*** Opening of Material for this task ***
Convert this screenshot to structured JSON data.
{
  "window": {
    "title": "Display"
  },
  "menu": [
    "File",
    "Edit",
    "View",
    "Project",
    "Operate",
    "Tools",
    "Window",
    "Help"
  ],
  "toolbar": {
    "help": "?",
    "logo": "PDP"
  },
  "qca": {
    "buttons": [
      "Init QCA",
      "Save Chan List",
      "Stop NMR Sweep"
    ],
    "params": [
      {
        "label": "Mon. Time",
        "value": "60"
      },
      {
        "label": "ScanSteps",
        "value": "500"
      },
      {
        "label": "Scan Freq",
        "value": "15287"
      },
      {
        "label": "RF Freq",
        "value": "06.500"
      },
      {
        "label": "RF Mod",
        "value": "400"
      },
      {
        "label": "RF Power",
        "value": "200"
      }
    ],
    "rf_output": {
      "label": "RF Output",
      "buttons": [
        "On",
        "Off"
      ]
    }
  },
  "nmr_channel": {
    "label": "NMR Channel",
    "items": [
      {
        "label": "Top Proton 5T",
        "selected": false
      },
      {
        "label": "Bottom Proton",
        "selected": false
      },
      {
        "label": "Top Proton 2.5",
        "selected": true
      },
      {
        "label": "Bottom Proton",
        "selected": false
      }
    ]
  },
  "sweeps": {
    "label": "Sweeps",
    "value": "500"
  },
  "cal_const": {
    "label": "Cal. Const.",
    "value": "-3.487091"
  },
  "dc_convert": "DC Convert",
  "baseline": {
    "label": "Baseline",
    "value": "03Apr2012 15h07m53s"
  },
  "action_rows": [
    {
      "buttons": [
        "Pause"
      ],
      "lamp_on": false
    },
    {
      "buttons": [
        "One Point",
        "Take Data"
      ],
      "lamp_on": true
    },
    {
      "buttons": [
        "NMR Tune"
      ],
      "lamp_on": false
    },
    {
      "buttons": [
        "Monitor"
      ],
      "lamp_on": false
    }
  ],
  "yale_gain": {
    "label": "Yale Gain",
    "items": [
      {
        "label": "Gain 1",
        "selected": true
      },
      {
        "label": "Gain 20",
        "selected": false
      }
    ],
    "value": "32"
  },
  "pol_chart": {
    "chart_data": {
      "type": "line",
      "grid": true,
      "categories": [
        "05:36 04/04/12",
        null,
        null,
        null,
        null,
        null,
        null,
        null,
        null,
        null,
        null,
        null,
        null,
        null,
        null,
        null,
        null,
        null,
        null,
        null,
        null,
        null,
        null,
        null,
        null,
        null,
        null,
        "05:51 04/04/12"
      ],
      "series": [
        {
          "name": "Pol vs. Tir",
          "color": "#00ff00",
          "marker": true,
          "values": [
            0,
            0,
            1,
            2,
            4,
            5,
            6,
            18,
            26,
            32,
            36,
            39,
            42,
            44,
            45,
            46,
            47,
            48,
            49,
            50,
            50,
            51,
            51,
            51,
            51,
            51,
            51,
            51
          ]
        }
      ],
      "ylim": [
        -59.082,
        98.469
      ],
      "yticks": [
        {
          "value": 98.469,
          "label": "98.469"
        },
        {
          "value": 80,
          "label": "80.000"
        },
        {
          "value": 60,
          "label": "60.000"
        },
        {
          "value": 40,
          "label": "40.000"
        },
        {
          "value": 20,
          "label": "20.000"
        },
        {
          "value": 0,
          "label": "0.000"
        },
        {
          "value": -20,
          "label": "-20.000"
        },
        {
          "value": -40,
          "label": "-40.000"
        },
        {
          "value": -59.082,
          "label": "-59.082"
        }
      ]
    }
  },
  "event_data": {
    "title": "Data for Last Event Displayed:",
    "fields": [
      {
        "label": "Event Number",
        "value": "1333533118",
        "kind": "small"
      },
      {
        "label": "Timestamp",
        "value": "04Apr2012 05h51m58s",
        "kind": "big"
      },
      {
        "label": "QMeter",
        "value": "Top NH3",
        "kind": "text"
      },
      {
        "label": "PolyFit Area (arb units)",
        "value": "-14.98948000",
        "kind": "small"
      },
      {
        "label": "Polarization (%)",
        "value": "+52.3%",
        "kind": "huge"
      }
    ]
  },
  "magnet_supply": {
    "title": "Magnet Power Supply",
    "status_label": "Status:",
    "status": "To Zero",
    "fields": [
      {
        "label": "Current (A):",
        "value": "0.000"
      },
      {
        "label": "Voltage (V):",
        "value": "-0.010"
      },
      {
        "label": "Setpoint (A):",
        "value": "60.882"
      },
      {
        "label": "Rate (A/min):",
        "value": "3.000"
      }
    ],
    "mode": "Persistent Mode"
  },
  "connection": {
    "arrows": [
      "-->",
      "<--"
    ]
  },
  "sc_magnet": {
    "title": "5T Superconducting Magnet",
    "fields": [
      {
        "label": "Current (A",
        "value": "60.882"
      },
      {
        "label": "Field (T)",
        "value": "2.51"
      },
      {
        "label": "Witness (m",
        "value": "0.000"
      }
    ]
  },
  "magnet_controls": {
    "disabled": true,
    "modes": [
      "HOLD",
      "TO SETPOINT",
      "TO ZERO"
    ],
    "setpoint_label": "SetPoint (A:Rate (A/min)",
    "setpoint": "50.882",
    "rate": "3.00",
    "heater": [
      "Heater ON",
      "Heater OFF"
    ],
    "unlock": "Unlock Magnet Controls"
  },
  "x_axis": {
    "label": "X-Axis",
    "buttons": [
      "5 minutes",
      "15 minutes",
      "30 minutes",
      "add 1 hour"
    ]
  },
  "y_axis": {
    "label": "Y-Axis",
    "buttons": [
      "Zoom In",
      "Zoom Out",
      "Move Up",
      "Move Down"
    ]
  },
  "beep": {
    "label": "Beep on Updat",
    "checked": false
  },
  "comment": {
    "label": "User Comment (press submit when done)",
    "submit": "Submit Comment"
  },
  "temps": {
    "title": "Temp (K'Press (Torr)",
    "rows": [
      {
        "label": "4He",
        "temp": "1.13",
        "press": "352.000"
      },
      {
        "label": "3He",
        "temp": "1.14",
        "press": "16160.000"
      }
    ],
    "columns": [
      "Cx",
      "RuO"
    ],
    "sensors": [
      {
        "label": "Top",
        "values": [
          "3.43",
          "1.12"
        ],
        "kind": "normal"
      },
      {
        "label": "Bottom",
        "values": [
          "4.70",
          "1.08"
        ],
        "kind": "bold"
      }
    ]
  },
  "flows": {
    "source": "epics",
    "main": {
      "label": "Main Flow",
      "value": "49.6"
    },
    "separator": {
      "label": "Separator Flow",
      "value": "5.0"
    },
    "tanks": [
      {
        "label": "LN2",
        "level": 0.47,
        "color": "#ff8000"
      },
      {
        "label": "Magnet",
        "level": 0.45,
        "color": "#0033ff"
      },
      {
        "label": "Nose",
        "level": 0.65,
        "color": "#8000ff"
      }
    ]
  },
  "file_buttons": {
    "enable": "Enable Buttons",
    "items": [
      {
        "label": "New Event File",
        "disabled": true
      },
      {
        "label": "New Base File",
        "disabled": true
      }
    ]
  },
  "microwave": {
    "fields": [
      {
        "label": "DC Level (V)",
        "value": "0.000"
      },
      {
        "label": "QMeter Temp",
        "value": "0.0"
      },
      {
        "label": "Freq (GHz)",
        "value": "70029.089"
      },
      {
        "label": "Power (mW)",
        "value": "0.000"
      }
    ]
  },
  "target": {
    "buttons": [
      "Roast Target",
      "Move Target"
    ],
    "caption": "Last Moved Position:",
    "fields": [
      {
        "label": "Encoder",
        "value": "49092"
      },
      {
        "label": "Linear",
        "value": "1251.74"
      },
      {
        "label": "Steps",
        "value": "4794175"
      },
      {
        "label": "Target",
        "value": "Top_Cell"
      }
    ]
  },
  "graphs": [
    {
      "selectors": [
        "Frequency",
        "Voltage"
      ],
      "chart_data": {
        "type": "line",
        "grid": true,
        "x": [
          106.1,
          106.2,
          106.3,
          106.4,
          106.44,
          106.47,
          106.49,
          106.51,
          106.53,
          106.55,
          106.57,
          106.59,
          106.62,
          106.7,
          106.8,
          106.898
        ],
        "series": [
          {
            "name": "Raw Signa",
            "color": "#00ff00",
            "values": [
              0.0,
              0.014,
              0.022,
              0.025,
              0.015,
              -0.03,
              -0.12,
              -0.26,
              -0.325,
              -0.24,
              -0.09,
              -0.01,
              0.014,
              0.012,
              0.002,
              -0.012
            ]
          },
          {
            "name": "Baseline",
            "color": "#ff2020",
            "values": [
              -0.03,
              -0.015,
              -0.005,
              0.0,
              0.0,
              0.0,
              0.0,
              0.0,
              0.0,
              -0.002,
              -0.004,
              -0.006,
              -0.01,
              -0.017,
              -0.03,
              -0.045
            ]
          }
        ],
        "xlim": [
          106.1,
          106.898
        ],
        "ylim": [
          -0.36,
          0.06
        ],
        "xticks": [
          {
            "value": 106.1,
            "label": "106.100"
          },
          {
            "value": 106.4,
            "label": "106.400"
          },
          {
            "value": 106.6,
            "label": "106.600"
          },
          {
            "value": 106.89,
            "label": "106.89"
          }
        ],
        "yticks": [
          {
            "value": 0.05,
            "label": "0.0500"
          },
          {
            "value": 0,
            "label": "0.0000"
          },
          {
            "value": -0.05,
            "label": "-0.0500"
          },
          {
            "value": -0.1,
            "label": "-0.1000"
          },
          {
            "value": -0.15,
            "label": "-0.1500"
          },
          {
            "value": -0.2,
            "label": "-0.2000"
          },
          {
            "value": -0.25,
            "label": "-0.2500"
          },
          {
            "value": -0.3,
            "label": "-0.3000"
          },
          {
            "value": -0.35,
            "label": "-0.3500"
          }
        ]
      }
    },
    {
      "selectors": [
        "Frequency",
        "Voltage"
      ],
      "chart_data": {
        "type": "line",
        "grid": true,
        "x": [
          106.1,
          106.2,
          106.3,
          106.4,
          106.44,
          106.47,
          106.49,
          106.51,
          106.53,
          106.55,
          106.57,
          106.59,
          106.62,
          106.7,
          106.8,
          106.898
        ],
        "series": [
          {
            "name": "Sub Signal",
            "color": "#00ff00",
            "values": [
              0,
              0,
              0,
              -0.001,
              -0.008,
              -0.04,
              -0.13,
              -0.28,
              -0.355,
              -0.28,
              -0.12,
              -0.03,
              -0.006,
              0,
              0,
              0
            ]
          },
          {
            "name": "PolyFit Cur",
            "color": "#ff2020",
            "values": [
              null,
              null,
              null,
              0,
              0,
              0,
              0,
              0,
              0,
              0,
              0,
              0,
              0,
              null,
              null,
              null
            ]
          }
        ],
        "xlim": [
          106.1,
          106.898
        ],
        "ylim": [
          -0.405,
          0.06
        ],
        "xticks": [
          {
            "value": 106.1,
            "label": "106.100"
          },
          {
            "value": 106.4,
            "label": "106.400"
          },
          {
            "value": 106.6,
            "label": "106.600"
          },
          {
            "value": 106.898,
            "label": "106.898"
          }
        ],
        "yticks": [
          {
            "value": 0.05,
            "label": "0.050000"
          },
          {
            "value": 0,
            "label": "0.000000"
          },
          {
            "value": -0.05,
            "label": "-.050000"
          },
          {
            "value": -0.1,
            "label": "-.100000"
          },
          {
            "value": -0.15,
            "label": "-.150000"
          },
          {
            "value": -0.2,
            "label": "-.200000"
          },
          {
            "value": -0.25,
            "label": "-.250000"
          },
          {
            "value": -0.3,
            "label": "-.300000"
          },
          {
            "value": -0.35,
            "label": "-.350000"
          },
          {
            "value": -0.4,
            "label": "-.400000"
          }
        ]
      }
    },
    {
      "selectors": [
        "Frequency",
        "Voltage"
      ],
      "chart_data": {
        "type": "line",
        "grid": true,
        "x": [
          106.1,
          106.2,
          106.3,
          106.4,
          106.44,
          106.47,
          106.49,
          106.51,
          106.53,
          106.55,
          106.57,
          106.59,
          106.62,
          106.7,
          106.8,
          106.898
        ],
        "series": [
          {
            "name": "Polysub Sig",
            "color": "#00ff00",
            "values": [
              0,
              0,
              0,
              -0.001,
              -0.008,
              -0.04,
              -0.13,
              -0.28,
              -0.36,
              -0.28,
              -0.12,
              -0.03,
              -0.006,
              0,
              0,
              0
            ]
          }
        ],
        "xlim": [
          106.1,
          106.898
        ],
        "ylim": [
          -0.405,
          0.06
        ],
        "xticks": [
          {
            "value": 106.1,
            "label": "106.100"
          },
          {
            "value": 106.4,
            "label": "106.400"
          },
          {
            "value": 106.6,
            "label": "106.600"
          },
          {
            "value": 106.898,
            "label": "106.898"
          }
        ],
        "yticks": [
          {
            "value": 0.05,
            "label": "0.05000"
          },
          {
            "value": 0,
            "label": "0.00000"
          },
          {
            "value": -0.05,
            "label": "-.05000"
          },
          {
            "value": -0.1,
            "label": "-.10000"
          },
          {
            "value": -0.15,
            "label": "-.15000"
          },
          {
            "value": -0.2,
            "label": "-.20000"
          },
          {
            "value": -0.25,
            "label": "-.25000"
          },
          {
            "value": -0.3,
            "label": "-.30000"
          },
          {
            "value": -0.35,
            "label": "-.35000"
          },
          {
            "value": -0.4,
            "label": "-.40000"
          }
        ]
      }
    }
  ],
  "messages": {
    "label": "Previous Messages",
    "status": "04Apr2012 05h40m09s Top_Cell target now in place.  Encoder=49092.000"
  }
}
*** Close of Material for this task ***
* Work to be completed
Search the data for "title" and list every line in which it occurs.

* Answer below
    "title": "Display"
    "title": "Data for Last Event Displayed:",
    "title": "Magnet Power Supply",
    "title": "5T Superconducting Magnet",
    "title": "Temp (K'Press (Torr)",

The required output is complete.